*WHAT TO WORK ON*:
The data must be copied over exactly and in full.

Records contained in a dataset
Segment Open

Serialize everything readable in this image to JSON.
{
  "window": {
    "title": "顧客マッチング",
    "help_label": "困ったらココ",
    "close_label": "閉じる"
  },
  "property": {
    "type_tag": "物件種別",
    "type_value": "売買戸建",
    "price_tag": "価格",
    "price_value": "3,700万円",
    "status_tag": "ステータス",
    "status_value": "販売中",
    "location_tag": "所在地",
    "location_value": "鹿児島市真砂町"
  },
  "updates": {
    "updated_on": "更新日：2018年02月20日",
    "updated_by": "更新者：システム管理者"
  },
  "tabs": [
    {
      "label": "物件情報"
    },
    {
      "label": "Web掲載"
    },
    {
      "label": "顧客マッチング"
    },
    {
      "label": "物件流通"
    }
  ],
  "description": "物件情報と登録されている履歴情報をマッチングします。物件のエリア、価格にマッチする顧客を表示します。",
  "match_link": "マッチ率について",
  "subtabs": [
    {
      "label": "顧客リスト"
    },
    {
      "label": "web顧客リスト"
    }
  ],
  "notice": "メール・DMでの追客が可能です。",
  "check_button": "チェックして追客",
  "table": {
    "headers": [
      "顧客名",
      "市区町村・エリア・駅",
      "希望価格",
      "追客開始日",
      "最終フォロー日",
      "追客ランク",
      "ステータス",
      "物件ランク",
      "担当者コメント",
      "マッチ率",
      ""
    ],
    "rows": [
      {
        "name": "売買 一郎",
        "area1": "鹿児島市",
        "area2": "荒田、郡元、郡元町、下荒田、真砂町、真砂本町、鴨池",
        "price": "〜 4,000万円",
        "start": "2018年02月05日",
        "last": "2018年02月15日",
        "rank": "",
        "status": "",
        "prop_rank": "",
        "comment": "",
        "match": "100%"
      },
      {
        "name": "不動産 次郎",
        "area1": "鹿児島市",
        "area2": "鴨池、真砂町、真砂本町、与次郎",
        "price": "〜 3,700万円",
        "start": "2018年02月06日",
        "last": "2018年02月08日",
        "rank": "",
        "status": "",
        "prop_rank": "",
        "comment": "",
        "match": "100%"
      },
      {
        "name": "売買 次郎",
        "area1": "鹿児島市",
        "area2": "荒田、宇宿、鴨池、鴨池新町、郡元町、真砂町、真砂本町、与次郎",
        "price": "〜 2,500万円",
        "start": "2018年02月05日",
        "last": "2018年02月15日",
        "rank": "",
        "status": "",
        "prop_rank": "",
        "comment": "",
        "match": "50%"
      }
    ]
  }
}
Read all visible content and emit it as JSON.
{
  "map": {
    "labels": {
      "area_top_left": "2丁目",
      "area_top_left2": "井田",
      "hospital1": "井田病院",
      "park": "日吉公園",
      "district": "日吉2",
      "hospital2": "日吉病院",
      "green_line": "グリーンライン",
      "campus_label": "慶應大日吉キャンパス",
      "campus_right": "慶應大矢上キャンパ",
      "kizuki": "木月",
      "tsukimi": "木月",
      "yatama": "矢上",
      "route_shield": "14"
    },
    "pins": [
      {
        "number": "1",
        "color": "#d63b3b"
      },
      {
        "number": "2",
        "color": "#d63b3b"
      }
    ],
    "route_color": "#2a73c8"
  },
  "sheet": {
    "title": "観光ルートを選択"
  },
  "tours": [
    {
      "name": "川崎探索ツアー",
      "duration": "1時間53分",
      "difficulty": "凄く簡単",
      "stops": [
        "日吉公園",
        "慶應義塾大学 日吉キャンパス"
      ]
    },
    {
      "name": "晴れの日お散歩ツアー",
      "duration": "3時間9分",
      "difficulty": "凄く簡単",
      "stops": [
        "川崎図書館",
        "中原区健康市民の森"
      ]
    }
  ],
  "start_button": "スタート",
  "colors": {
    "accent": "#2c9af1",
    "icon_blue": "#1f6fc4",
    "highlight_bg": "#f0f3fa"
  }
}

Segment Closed

*EXPECTED ANSWER*:
Serialize everything readable in this image to JSON.
{
  "window": {
    "title": "顧客マッチング",
    "help_label": "困ったらココ",
    "close_label": "閉じる"
  },
  "property": {
    "type_tag": "物件種別",
    "type_value": "売買戸建",
    "price_tag": "価格",
    "price_value": "3,700万円",
    "status_tag": "ステータス",
    "status_value": "販売中",
    "location_tag": "所在地",
    "location_value": "鹿児島市真砂町"
  },
  "updates": {
    "updated_on": "更新日：2018年02月20日",
    "updated_by": "更新者：システム管理者"
  },
  "tabs": [
    {
      "label": "物件情報"
    },
    {
      "label": "Web掲載"
    },
    {
      "label": "顧客マッチング"
    },
    {
      "label": "物件流通"
    }
  ],
  "description": "物件情報と登録されている履歴情報をマッチングします。物件のエリア、価格にマッチする顧客を表示します。",
  "match_link": "マッチ率について",
  "subtabs": [
    {
      "label": "顧客リスト"
    },
    {
      "label": "web顧客リスト"
    }
  ],
  "notice": "メール・DMでの追客が可能です。",
  "check_button": "チェックして追客",
  "table": {
    "headers": [
      "顧客名",
      "市区町村・エリア・駅",
      "希望価格",
      "追客開始日",
      "最終フォロー日",
      "追客ランク",
      "ステータス",
      "物件ランク",
      "担当者コメント",
      "マッチ率",
      ""
    ],
    "rows": [
      {
        "name": "売買 一郎",
        "area1": "鹿児島市",
        "area2": "荒田、郡元、郡元町、下荒田、真砂町、真砂本町、鴨池",
        "price": "〜 4,000万円",
        "start": "2018年02月05日",
        "last": "2018年02月15日",
        "rank": "",
        "status": "",
        "prop_rank": "",
        "comment": "",
        "match": "100%"
      },
      {
        "name": "不動産 次郎",
        "area1": "鹿児島市",
        "area2": "鴨池、真砂町、真砂本町、与次郎",
        "price": "〜 3,700万円",
        "start": "2018年02月06日",
        "last": "2018年02月08日",
        "rank": "",
        "status": "",
        "prop_rank": "",
        "comment": "",
        "match": "100%"
      },
      {
        "name": "売買 次郎",
        "area1": "鹿児島市",
        "area2": "荒田、宇宿、鴨池、鴨池新町、郡元町、真砂町、真砂本町、与次郎",
        "price": "〜 2,500万円",
        "start": "2018年02月05日",
        "last": "2018年02月15日",
        "rank": "",
        "status": "",
        "prop_rank": "",
        "comment": "",
        "match": "50%"
      }
    ]
  }
}
Read all visible content and emit it as JSON.
{
  "map": {
    "labels": {
      "area_top_left": "2丁目",
      "area_top_left2": "井田",
      "hospital1": "井田病院",
      "park": "日吉公園",
      "district": "日吉2",
      "hospital2": "日吉病院",
      "green_line": "グリーンライン",
      "campus_label": "慶應大日吉キャンパス",
      "campus_right": "慶應大矢上キャンパ",
      "kizuki": "木月",
      "tsukimi": "木月",
      "yatama": "矢上",
      "route_shield": "14"
    },
    "pins": [
      {
        "number": "1",
        "color": "#d63b3b"
      },
      {
        "number": "2",
        "color": "#d63b3b"
      }
    ],
    "route_color": "#2a73c8"
  },
  "sheet": {
    "title": "観光ルートを選択"
  },
  "tours": [
    {
      "name": "川崎探索ツアー",
      "duration": "1時間53分",
      "difficulty": "凄く簡単",
      "stops": [
        "日吉公園",
        "慶應義塾大学 日吉キャンパス"
      ]
    },
    {
      "name": "晴れの日お散歩ツアー",
      "duration": "3時間9分",
      "difficulty": "凄く簡単",
      "stops": [
        "川崎図書館",
        "中原区健康市民の森"
      ]
    }
  ],
  "start_button": "スタート",
  "colors": {
    "accent": "#2c9af1",
    "icon_blue": "#1f6fc4",
    "highlight_bg": "#f0f3fa"
  }
}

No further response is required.